On point 2, taking market share from competitors often relies on product differentiation as a result of technological innovations. If the technological innovation is significant enough, it can yield both market share gains and an expansion of the market. Noninvasive blood glucose testing is an example of such a revolutionary technology, but no product is likely to be available in the market for many years. In the near term, the emergence of CBGM technology may represent the best opportunity to reinvigorate market growth with a premium priced technology that could yield substantial market share gains and possibly expand the overall market size. Ultimately, the health outcomes and cost-savings data will dictate how successful CBGM technology will be and how much insurance companies are willing to pay for such technology.

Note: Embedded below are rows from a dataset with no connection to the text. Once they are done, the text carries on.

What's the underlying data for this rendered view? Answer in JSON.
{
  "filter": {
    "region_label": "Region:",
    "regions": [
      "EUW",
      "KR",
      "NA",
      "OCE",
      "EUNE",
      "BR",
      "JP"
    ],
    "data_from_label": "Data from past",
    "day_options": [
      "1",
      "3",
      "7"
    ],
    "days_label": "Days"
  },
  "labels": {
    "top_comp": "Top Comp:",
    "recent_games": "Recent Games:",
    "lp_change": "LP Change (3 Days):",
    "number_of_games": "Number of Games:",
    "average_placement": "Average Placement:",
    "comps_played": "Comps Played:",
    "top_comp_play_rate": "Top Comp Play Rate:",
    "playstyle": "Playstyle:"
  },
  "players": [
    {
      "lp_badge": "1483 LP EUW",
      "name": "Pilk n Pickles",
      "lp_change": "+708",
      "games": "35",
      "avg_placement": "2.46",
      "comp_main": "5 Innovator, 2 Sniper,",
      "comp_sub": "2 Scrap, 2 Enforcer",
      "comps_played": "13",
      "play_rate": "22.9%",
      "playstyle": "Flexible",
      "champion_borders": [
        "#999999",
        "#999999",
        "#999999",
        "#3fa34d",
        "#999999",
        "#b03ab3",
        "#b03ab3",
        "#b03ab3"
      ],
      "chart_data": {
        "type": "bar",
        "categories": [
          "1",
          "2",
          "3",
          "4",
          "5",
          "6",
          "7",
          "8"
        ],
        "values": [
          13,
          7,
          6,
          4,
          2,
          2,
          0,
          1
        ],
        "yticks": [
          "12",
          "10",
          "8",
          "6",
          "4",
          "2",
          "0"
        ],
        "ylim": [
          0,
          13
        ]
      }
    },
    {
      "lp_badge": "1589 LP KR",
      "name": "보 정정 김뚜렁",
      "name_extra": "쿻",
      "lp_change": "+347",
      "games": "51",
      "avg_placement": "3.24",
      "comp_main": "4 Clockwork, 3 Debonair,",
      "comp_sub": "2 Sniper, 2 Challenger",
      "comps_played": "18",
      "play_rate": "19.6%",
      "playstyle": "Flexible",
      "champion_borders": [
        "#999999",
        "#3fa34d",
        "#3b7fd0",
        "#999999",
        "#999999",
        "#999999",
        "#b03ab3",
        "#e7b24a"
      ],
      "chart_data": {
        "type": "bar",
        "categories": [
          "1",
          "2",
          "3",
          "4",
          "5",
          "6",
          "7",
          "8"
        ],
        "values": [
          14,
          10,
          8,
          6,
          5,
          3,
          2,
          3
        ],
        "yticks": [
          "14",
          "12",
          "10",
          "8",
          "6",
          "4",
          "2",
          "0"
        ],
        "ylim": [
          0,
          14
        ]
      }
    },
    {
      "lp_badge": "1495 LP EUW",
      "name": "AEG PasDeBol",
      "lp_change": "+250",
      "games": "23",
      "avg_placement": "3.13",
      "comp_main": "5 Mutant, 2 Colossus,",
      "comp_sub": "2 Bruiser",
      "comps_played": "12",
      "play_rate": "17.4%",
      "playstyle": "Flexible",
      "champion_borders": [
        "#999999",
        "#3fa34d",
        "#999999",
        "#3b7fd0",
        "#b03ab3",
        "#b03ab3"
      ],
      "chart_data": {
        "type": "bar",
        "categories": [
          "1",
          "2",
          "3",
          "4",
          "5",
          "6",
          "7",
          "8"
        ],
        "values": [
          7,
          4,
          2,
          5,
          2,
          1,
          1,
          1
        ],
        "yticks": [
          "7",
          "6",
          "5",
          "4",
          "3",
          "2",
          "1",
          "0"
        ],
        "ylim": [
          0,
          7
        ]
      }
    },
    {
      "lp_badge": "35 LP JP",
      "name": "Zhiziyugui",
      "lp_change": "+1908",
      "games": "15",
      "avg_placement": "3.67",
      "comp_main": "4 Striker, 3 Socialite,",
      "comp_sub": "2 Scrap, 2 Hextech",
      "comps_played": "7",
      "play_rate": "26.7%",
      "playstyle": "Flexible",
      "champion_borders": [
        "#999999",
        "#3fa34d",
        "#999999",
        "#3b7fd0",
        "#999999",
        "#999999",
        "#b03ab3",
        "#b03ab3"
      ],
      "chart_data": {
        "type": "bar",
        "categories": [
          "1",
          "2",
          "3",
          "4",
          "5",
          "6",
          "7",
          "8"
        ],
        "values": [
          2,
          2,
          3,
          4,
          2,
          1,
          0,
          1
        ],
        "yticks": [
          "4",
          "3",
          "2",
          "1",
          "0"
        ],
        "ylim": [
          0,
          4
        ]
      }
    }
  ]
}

In conclusion, SMBG remains a sizeable and growing market. However, it faces some challenges ahead in sustaining the kind of growth and profits it has enjoyed in the past. Technology innovation alone is probably not the sole solution for strong, sustainable market growth. But from an SMBG vendor perspective, the best near-term opportunity to reviving dollar growth may lie in CBGM technology.